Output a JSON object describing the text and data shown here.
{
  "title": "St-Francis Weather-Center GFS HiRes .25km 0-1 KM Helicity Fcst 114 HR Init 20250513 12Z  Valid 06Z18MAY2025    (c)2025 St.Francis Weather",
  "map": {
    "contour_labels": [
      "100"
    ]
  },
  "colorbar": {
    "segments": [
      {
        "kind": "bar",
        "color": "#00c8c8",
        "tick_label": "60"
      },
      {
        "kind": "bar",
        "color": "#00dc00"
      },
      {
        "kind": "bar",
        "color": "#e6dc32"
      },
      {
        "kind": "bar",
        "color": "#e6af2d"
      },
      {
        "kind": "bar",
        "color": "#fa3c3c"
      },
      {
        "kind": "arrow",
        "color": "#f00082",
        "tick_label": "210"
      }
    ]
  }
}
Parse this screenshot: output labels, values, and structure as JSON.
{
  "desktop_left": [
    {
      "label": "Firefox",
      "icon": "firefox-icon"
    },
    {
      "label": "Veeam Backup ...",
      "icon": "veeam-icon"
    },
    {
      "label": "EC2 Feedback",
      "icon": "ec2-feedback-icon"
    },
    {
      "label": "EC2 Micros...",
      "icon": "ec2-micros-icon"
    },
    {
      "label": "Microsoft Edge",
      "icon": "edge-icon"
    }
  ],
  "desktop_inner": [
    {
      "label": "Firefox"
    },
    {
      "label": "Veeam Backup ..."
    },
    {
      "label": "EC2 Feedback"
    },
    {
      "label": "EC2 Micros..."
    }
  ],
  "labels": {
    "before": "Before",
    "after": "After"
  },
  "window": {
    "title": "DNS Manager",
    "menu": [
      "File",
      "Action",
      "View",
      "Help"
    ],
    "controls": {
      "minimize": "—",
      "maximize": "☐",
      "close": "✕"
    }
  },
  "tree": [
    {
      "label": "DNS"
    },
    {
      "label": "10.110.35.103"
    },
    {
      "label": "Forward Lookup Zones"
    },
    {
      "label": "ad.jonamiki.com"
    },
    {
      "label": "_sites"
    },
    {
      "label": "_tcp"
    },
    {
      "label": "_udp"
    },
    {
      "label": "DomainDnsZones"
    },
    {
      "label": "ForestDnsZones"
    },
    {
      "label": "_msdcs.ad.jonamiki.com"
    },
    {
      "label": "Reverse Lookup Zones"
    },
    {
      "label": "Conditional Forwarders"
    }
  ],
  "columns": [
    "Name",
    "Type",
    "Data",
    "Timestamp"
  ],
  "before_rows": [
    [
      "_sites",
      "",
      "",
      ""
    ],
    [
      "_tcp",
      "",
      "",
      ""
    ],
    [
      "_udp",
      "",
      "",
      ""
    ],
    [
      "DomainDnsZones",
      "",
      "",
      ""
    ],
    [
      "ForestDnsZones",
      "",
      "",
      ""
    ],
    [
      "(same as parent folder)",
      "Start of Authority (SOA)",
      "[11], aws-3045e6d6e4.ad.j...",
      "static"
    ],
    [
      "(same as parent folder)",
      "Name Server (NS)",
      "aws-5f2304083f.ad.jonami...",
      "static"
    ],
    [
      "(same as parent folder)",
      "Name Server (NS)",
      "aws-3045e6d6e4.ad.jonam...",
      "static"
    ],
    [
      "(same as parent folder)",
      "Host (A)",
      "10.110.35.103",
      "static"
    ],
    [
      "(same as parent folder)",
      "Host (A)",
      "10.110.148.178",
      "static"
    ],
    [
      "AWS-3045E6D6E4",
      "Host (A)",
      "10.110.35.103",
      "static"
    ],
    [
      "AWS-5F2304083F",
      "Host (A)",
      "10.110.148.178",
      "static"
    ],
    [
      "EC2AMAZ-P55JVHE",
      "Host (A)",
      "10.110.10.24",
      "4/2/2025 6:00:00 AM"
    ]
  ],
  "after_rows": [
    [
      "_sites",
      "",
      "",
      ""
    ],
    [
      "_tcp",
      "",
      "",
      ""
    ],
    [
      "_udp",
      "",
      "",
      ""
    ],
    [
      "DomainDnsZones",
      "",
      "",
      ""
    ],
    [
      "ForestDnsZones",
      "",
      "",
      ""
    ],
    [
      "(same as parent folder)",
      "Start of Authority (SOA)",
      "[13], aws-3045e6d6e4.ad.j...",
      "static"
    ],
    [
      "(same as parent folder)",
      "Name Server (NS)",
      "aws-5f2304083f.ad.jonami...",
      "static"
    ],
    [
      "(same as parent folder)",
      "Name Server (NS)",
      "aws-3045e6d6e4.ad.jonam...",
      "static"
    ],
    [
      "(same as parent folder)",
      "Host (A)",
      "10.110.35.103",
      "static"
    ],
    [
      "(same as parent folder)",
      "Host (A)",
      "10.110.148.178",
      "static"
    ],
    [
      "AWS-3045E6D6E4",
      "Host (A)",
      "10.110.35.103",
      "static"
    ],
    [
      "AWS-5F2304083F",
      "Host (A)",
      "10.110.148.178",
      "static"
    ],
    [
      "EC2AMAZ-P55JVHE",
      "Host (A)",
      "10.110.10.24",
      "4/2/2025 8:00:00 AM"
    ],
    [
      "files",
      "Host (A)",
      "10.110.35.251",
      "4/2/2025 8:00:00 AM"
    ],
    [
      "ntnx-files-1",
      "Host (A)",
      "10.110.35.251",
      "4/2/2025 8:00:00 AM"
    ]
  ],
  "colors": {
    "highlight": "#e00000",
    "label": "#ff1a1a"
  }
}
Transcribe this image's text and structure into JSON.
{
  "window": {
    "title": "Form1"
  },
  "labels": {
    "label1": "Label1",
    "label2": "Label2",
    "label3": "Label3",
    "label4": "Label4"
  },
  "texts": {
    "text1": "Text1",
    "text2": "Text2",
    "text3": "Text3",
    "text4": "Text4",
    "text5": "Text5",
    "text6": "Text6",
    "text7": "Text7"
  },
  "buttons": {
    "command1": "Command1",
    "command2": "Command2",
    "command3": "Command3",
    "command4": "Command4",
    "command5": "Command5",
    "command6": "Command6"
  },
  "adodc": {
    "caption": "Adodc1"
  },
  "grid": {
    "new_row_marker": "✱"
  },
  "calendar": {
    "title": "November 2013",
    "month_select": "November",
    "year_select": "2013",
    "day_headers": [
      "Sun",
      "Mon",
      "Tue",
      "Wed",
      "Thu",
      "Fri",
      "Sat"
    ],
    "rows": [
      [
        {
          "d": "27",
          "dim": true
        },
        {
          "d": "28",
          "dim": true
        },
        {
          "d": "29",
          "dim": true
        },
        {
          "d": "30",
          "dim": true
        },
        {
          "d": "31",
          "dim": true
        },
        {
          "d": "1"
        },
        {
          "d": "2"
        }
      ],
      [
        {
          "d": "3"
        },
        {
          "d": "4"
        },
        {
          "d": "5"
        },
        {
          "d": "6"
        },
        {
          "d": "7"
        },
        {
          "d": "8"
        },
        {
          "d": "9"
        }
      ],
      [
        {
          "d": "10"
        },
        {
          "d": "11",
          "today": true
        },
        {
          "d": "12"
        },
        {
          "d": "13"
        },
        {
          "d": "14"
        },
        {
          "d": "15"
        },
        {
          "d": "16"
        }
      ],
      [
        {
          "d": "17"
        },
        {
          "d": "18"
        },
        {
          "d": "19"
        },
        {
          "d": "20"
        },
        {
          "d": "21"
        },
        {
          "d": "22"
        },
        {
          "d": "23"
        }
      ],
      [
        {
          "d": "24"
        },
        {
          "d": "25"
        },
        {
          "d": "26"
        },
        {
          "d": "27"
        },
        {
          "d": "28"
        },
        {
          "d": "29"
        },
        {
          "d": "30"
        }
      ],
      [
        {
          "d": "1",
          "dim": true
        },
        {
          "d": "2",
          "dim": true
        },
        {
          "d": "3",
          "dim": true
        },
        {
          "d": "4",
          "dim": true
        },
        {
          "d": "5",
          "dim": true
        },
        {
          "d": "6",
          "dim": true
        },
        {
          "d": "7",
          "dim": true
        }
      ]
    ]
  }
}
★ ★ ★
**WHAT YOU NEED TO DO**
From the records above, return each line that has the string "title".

**WRITTEN ANSWER**
  "title": "St-Francis Weather-Center GFS HiRes .25km 0-1 KM Helicity Fcst 114 HR Init 20250513 12Z  Valid 06Z18MAY2025    (c)2025 St.Francis Weather",
    "title": "DNS Manager",
    "title": "Form1"
    "title": "November 2013",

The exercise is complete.